It may not come as “breaking news,” but our federal government is dead in the water. President Obama, who spent his first term seeking the illusion of “bipartisanship” and negotiating against himself, has dug in his heels. The Republican right, accustomed to being able to roll over the administration, doesn’t know where to go, so it also has dug in its heels.
The result is that what was unthinkable has become thinkable, and what was thinkable has quickly become normal. The inevitable result is increased contempt for government, in some cases, for the very idea of government. For examples, Congress is now less popular than cockroaches. (These are small mainland version cockroaches, and the results were close, so it is probable that Congress is more popular than the giant tropical versions of the bugs.) Congress is also more popular than Ebola but it was pretty close.

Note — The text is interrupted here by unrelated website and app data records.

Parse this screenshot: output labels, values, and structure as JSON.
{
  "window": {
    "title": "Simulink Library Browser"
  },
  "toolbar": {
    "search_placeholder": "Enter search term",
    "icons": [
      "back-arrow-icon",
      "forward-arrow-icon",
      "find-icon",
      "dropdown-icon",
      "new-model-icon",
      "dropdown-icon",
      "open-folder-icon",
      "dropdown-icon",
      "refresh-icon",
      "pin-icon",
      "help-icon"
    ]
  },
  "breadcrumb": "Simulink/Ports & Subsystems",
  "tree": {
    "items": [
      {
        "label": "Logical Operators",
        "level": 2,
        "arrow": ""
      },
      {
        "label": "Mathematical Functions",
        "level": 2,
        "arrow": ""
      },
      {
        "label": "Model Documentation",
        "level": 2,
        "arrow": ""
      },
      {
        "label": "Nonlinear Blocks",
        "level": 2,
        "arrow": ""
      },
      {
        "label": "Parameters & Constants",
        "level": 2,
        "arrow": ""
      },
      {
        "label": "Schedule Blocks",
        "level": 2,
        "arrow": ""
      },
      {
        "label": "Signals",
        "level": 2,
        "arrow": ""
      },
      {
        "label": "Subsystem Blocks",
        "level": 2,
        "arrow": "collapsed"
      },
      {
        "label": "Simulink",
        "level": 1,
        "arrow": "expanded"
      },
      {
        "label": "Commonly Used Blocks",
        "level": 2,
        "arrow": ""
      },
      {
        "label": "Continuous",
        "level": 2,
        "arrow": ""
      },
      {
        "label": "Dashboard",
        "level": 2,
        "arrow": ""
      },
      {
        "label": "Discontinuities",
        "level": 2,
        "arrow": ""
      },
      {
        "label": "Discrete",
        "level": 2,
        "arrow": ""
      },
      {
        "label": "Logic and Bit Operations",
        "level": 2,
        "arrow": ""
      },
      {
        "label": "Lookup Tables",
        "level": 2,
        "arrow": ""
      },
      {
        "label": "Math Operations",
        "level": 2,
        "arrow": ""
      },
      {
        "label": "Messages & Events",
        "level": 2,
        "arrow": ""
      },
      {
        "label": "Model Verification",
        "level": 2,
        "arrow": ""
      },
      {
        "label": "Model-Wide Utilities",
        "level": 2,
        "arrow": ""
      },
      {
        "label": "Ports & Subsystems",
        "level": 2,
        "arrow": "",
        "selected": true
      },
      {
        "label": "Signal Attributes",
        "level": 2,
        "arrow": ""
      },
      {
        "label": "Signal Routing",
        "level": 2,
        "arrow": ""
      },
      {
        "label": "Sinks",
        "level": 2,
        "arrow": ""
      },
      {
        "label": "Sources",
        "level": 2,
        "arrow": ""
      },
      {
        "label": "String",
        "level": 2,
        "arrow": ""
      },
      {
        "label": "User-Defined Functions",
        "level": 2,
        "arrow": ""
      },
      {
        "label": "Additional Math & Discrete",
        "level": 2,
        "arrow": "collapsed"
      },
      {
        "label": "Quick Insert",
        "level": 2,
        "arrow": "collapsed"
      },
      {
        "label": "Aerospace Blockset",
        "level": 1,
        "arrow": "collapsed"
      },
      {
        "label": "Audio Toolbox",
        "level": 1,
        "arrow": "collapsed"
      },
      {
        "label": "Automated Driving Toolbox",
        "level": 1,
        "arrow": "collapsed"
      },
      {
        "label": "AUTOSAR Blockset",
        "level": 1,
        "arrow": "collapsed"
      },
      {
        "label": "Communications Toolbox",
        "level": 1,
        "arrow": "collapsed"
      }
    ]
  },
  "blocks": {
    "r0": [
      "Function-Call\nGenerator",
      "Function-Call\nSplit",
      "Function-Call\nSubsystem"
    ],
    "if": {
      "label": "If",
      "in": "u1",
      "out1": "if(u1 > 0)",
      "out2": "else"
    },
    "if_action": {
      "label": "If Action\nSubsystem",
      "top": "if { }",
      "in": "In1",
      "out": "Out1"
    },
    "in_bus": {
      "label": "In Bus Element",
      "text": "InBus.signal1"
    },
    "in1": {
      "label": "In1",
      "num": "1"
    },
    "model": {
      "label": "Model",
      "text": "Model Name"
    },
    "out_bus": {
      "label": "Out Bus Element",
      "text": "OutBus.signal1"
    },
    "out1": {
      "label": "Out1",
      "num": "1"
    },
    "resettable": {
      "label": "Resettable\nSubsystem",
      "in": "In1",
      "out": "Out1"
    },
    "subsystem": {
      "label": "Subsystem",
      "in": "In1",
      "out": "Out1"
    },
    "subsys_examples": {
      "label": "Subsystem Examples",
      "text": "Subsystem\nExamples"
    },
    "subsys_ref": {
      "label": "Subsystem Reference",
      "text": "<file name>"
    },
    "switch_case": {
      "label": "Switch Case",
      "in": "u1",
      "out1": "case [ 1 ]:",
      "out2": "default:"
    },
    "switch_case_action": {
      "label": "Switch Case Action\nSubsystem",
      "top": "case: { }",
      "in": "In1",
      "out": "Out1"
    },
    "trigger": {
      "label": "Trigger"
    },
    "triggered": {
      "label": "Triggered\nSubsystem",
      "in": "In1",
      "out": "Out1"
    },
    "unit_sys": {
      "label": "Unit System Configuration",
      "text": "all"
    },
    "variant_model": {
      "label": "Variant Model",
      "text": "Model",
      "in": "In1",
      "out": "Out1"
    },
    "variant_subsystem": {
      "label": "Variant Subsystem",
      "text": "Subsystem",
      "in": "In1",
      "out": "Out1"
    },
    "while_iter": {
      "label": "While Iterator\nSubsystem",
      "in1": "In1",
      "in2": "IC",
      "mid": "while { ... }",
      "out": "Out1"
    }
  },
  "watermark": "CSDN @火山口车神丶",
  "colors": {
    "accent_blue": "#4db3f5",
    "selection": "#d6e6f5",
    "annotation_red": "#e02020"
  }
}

Commentators have attributed the deadlock to competing “visions.” This is only half true. It is only the Republicans who have a vision. For the Democrats, the goal is to try to defend the social and economic achievements that are under attack. There is no vision in defensive action. For the Republicans and their sponsors, there is a clear vision for the country’s future. It is a nation that looks pretty much like Texas: low taxes, except on those with low incomes, poor services, minimal investment in education, infrastructure and health care, weak regulation and corporate control of government. There is no secret in any of this.

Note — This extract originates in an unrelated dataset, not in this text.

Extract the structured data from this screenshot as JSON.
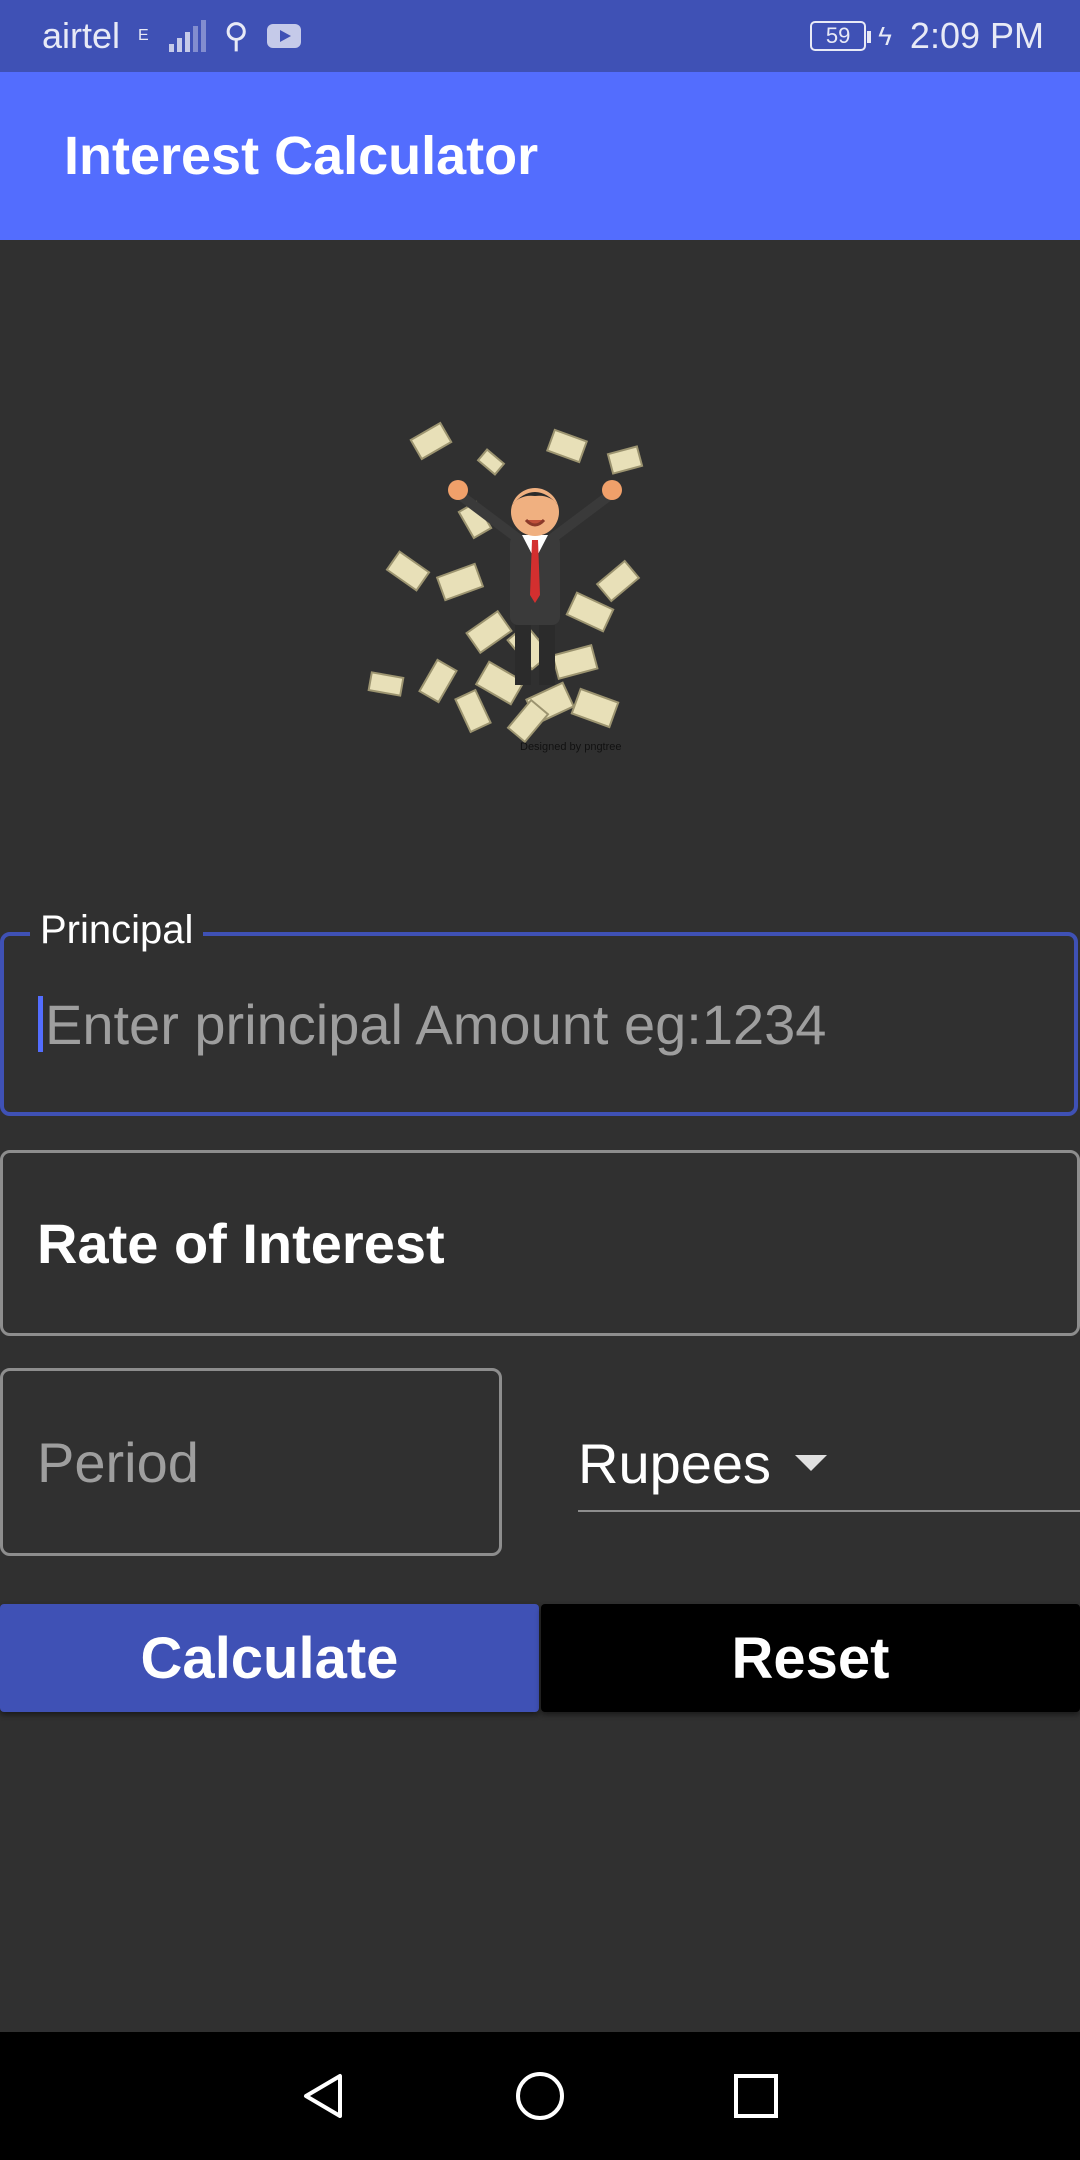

Not much of this works as a vision for the Virgin Islands. And, in most ways, the territory’s posture is similar to that of the Democrats. That is, to defend attacks on the status quo and the achievements of the past.
Given what is at stake, along with the problems that have been visited on the territory in the past several years, that posture is understandable. But it is not enough. It is important to have a vision that people – the large majority on all three islands – can unite around. And one that these majorities can also make an emotional commitment to achieving.
The starting point for such a vision is agreement on what the territory’s priorities should be for the future. These priorities have to be ranked in some order of importance, based on the belief that – whatever the choices are – there won’t be enough money, talent or other resources to do them all at the same time. Some things are more important than others. Other things, especially those that generate revenue, are more immediate than others.
So here is a list for Source readers to consider and to “rank” in what they consider order of importance. Here are the questions: if you look at this list, which are the three most important things to focus on over the next five years? Second, what is missing from this list?
In subsequent columns, the top priorities will be fleshed out in the form of a vision: in each area, what will look different in 2020 if the territory achieves its goals? Here is the list:
– Measurably improve pre-school, primary and secondary education;
– Strengthen the tourism sector; make the territory more competitive and attractive;
– Reduce violence and build community peace;
– Systematically prepare for climate change impacts;
– Improve the territory’s physical infrastructure;
– Improve health care and build healthy communities;
– Achieve substantial energy improvements and the movement to renewable sources of energy;
– Protect and enhance the territory’s physical environment and beauty;
– Substantially reduce corruption;
– Achieve financial stability and place the territory’s pension funds on a sustainable basis;
– Other: __________________________________________________
Pick your top three and respond in the comments section. Feel free to explain the reasons for your choices. All of this information will be fed back in a series of follow-up columns.